How to Really Organize and Optimize Your Sales Territories

By Selling Power Editors

Experts tell us that simply getting your sales territories into better alignment can boost revenues with relatively little cost investment. In fact, a few years ago, global business-consulting firm ZS Associates evaluated 4,800 sales territories at 18 large sales forces in four industries in the United States and Canada. ZS researchers concluded that

  • Of those territories, 25 percent had too much work for a salesperson to handle effectively.
    Another 31 percent had too little work to keep a rep fully busy.
  • In other words, more than half of those nearly 5,000 territories had a misaligned workload. ZS further determined that balancing those territories would add 2 to 7 percent to the organizations’ revenues each year.

Here’s how it happens. In a territory with too much work, a sales rep calls on accounts he or she’s comfortable with and ignores more challenging but potentially more profitable accounts. Conversely, a rep with too little work will focus too much on customers with low potential.

The Value of Automated Territory Management Systems

This is exactly why many teams are opting to replace their Excel-spreadsheet-and-gut-feel method of territory management with an automated territory-management system. Take it from the folks at CommVault Systems Inc., where territory alignment was always a months-long process fraught with headaches and guesswork.

“When we hired or terminated sales reps, it was always a struggle to figure out if we should realign territories and accounts,” says Kevin Taylor, director of sales operations at CommVault, an Oceanport, New Jersey-based data- and information-management company. At the same time, he adds, the company was struggling with assigning quotas each year, its reps’ core strengths weren’t being fully leveraged, and salespeople were spending more time traveling – and thus less time with customers – than CommVault thought they should be.

Taylor turned to the sales territory management experts at TerrAlign. Within a week, TerrAlign’s software laid out territories that balanced geography with account potential and type, matching them to each rep’s natural selling strengths. Though some reps complained about losing this or that account, Taylor says he had the data to show those reps exactly why each change was warranted. Before, they’d simply argue it out.

“TerrAlign gives us the science behind the gut instinct,” says Taylor, who expects to see an increase in productivity, a reduction in travel time, and a better match between a rep’s skill sets and accounts as a result of automating territory management.

In fact, it’s safe to say that, if you aren’t using technology to manage your territories, you’re putting yourself at a competitive disadvantage.

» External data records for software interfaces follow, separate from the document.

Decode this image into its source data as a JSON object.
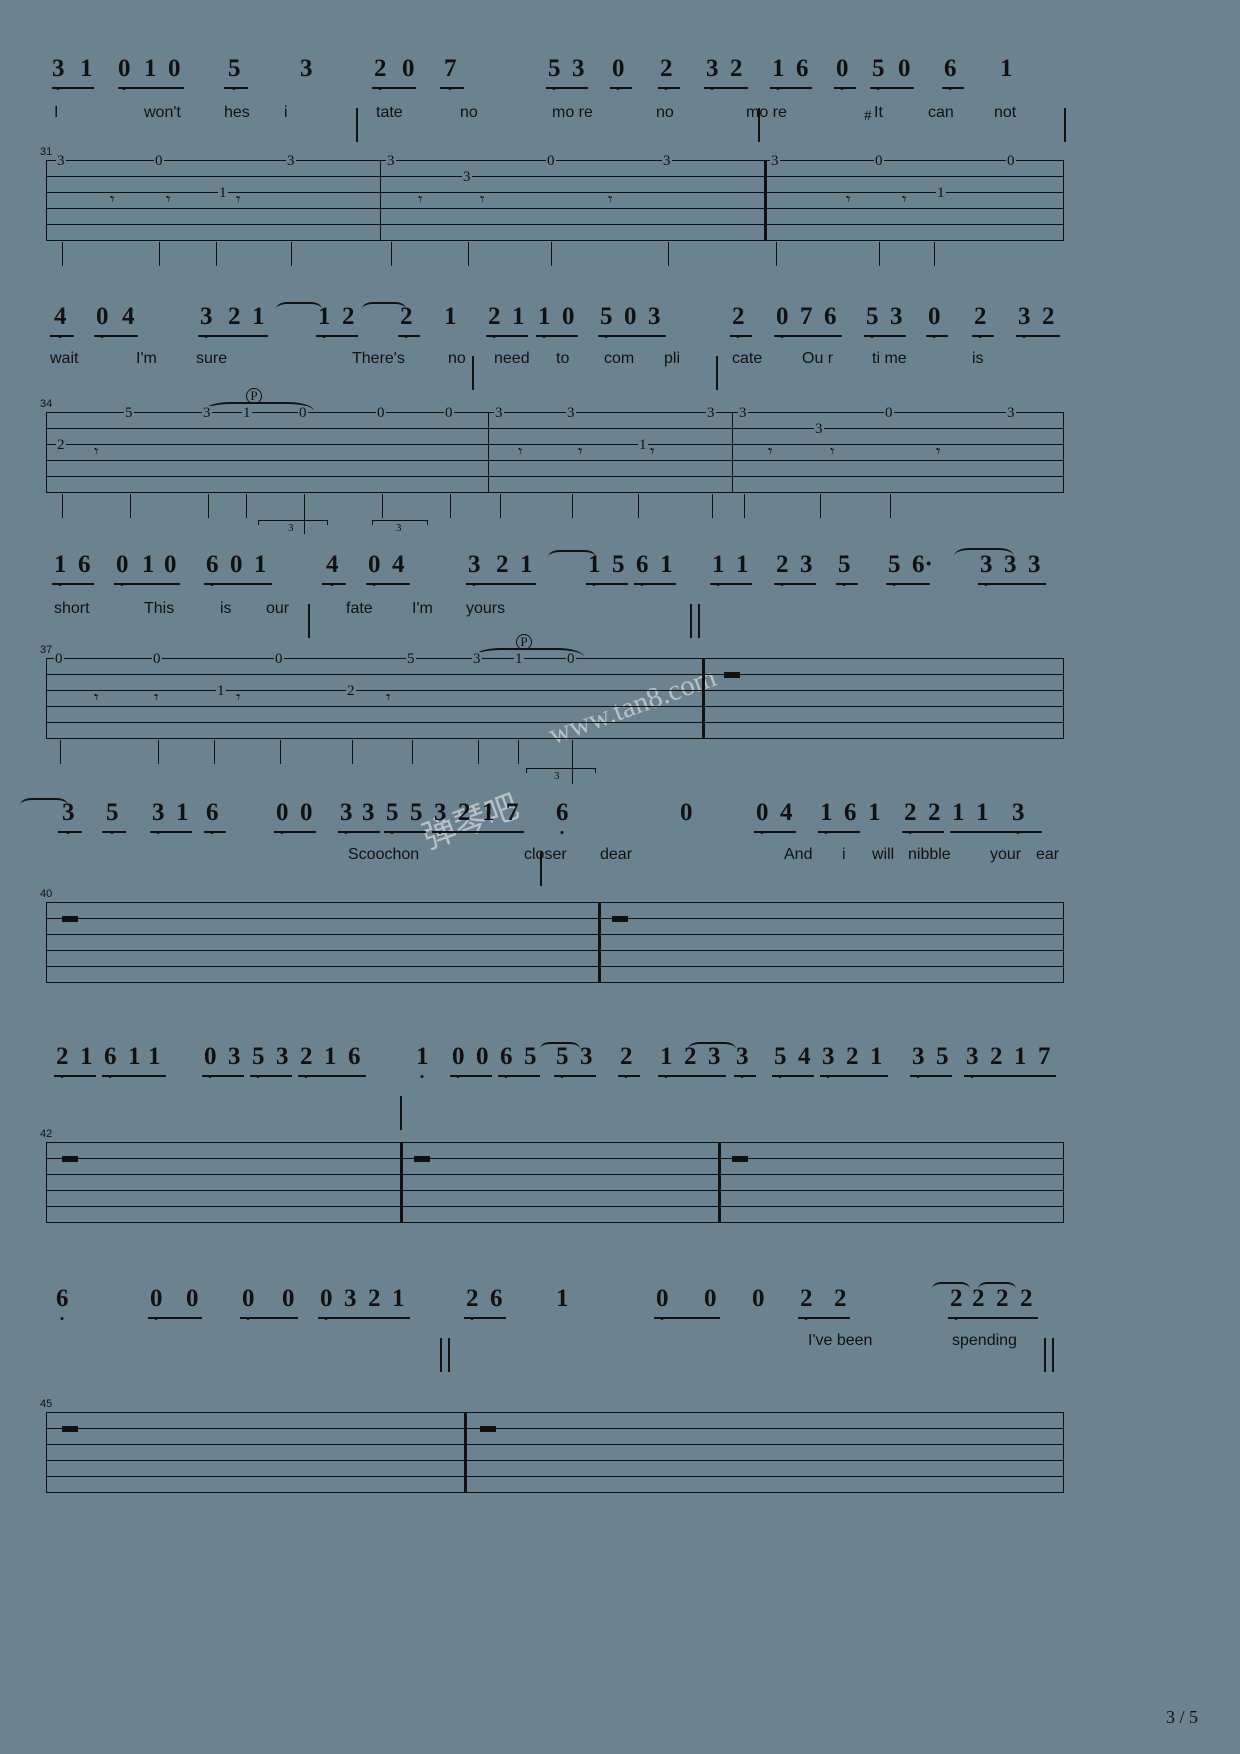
{
  "document": {
    "kind": "guitar-tab-sheet-music",
    "page_label": "3 / 5",
    "watermark_cn": "弹琴吧",
    "watermark_url": "www.tan8.com",
    "background_color": "#6b8290",
    "ink_color": "#111111"
  },
  "systems": [
    {
      "id": "system-1",
      "measure_number": "31",
      "numeric_notes": "3 1  0 1 0   5    3    | 2   0   7     5 3  0   2   3 2 | 1 6  0 #5 0   6    1",
      "lyrics": [
        "I",
        "won't",
        "hes",
        "i",
        "tate",
        "no",
        "mo re",
        "no",
        "mo re",
        "It",
        "can",
        "not"
      ],
      "tab_numbers": [
        "3",
        "0",
        "1",
        "3",
        "3",
        "3",
        "0",
        "3",
        "3",
        "3",
        "1",
        "0"
      ]
    },
    {
      "id": "system-2",
      "measure_number": "34",
      "numeric_notes": "4  0 4    3 2 1   1 2   2   1 | 2 1 1 0  5 0 3   | 2  0 7 6   5 3  0  2   3 2",
      "lyrics": [
        "wait",
        "I'm",
        "sure",
        "There's",
        "no",
        "need",
        "to",
        "com",
        "pli",
        "cate",
        "Ou r",
        "ti me",
        "is"
      ],
      "tab_numbers": [
        "2",
        "5",
        "3",
        "1",
        "0",
        "0",
        "0",
        "3",
        "0",
        "1",
        "3",
        "3",
        "0",
        "3"
      ],
      "tuplets": [
        "3",
        "3"
      ],
      "palm_mute": "P"
    },
    {
      "id": "system-3",
      "measure_number": "37",
      "numeric_notes": "1 6  0 1 0  6 0 1  | 4  0 4    3 2 1   1 5  6 1 ‖ 1 1  2 3 5   5 6·   3 3 3",
      "lyrics": [
        "short",
        "This",
        "is",
        "our",
        "fate",
        "I'm",
        "yours"
      ],
      "tab_numbers": [
        "0",
        "0",
        "1",
        "0",
        "5",
        "3",
        "1",
        "0"
      ],
      "palm_mute": "P",
      "tuplets": [
        "3"
      ]
    },
    {
      "id": "system-4",
      "measure_number": "40",
      "numeric_notes": "3  5 3 1 6   0 0  3 3 5 5 3 2 1 7 | 6    0    0 4  1 6 1 2 2 1 1 3",
      "lyrics": [
        "Scoochon",
        "closer",
        "dear",
        "And",
        "i",
        "will",
        "nibble",
        "your",
        "ear"
      ],
      "tab_numbers": []
    },
    {
      "id": "system-5",
      "measure_number": "42",
      "numeric_notes": "2 1 6 1 1   0 3 5 3 2 1 6 | 1 0 0 6 5  5 3   2 1 2 3   3  5 4 3 2 1   3 5 3 2 1 7",
      "lyrics": [],
      "tab_numbers": []
    },
    {
      "id": "system-6",
      "measure_number": "45",
      "numeric_notes": "6     0 0    0   0  0 3 2 1 ‖ 2 6    1     0   0  0   2 2     2 2 2 2 ‖",
      "lyrics": [
        "I've been",
        "spending"
      ],
      "tab_numbers": []
    }
  ]
}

Territory-management systems not only do the obvious – help you create optimal territories based on workload, geography, and opportunity – but they also do it quickly, enabling sales organizations that use these systems to turn on a dime when there’s a change in their sales teams, product line, or the market as a whole.

Turning Territory Alignment into a Competitive Advantage

Cordis Corporation, a global provider of interventional medical devices, leveraged technology to shift territory alignment from a massive, once-a-year undertaking to an as-needed competitive advantage. In the past, sales leaders at Cordis would sit down every October and start looking at whether they were going to add any expansion territories or collapse any territories, recalls Tracy Lynn Horvath, manager of sales planning and operations at Cordis. From there, she says, they would move into forecasting and finalizing compensation for the following year.

For example, when a territory is newly vacant, Cordis can use what-if scenarios to quickly evaluate whether the company should hire a new field rep, redistribute the territory, or have neighboring reps absorb it. When its market position is threatened, Cordis can address such issues as the size of its sales force compared to competitors’ in a certain area. Where do competitors have a presence that Cordis doesn’t?

“We can constantly ensure that we have the coverage to fairly compete,” says Horvath, who estimates it would take months to make these decisions manually. “When you’ve got several thousand customers spread across the United States, that’s hard to see on a spreadsheet,” she explains.

With stories like these, it’s easy to see how territory management systems are rapidly becoming must-have technology in the sales profession. Without it, it’s too easy to create territories that overload rep Y and underload rep Z and give you all the headaches in morale, turnover, and results that go along with them. And, as most sales managers are painfully aware, too many territories are already being run in that way.